So here’s the incredible byproduct of singing in church. Because of the strong emotions intrinsically embedded in a song and the experience surrounding it, you are encoding memories and creating a memory storehouse when you physically participate in it, leading you to inevitably remember what you sing and build meaning around it. It’s how we learned the alphabet and, more than likely, why you have a library of Scripture in your head without really knowing it. Ultimately, that means that when we sing in church, we create a storehouse of the songs we sing. And the words of those songs – the lyrics – serve a valuable role in forming the way we understand and interact with our faith. 

This collection of memories we store shapes our imaginations and reorients us to the story of who GOD is, what GOD says about us and the world, and who GOD says we are. And in response to the incredible story that God is writing in our lives, our singing gives us language to reflect our emotional response to Him – songs of thanksgiving, praise, adoration, devotion, longing, commitment, and love. It is by no means a passive activity. It’s participative. It requires something of you, and it involves our body, mind, and heart. 

Not to be overlooked, there is an incredibly unique characteristic found in singing which is something we desperately need today as the people of God – unity. When we sing together, we sing in agreement. We say the same thing, we pray the same thing. The songs we sing literally put words into one another’s mouths. We sing these words – words of shared expression, belief, devotion, commitment and prayer – for one another, over one another, and with one another as a means of shaping one another. It is a sung covenant to be the people of God together. And we are forming one another into a new creation, a new community. Keith and Kristyn Getty put it this way in their book, Sing!

“As we sing to God and about God together with the people of God, we reflect the truth that we were designed for community, both with God and with each other…and singing together engenders and expresses that we are family. When we sing, we show the community that reflects our Creator, our triune God. When His Church sings together, voice upon voice like arms linked across a room, and indeed across all the gathering places of His followers around the globe, across history, we are doing what we were designed to enjoy-using our God-given voices to sing praises together to the One who gave us those voices. It expresses what unites us, and it reminds us of our interdependence.”

Perhaps you didn’t realize all that was happening and being communicated as you sing! 

So when you come to church again this Sunday, be reminded that your participation in singing is not only a biblical directive but is a meaningful part of your spiritual formation and the formation of those around you. Listen to what you are singing about God, to God, and to one another, because it is quietly forming you (or not so quietly, depending on how loud you sing) into fully grown followers in the fullness of Christ. 


Songs of Faith,” CBS This Morning, Columbia Broadcasting System.

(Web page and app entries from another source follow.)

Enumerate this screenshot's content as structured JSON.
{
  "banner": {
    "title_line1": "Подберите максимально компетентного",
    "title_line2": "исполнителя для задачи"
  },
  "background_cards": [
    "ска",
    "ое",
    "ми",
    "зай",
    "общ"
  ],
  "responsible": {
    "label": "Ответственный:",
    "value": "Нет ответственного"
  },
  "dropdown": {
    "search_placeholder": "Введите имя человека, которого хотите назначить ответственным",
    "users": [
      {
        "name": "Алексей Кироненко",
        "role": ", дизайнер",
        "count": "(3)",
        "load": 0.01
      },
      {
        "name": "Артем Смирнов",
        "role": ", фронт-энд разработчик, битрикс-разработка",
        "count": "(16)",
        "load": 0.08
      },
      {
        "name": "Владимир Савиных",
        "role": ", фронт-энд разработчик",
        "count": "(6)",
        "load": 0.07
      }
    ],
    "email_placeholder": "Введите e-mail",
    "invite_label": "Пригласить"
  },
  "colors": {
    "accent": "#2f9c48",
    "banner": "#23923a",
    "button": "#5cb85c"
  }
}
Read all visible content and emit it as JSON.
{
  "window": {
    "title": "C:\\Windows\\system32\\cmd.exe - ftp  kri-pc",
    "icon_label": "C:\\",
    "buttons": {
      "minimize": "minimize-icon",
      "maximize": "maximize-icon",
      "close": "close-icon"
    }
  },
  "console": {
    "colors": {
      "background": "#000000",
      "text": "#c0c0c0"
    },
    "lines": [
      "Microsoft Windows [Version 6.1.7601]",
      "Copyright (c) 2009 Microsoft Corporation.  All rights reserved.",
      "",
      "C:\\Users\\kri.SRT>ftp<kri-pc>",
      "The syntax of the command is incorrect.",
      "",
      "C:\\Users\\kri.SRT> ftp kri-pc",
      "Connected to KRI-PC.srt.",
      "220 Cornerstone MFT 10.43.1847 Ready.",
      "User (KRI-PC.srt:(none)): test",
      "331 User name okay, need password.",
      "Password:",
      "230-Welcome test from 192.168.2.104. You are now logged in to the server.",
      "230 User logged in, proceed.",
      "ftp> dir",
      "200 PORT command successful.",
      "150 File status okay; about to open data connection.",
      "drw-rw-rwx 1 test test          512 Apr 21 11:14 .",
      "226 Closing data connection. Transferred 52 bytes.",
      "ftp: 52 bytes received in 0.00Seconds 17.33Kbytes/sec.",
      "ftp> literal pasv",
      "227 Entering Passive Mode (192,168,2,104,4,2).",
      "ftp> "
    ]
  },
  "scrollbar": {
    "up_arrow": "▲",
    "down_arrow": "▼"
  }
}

CBS, New York. 17 Apr. 2015. Television.

Wilson, A. (2011, October 5). The Songs of Our Lives: Music and Memory [Conference Presentation]. Cross Train Your Brain Symposium, Leawood, KS.

Keith Getty and Kristyn Getty, Sing!: How Worship Transforms Your Life, Family, and Church, (Nashville: B&H Publishing, 2017), 8.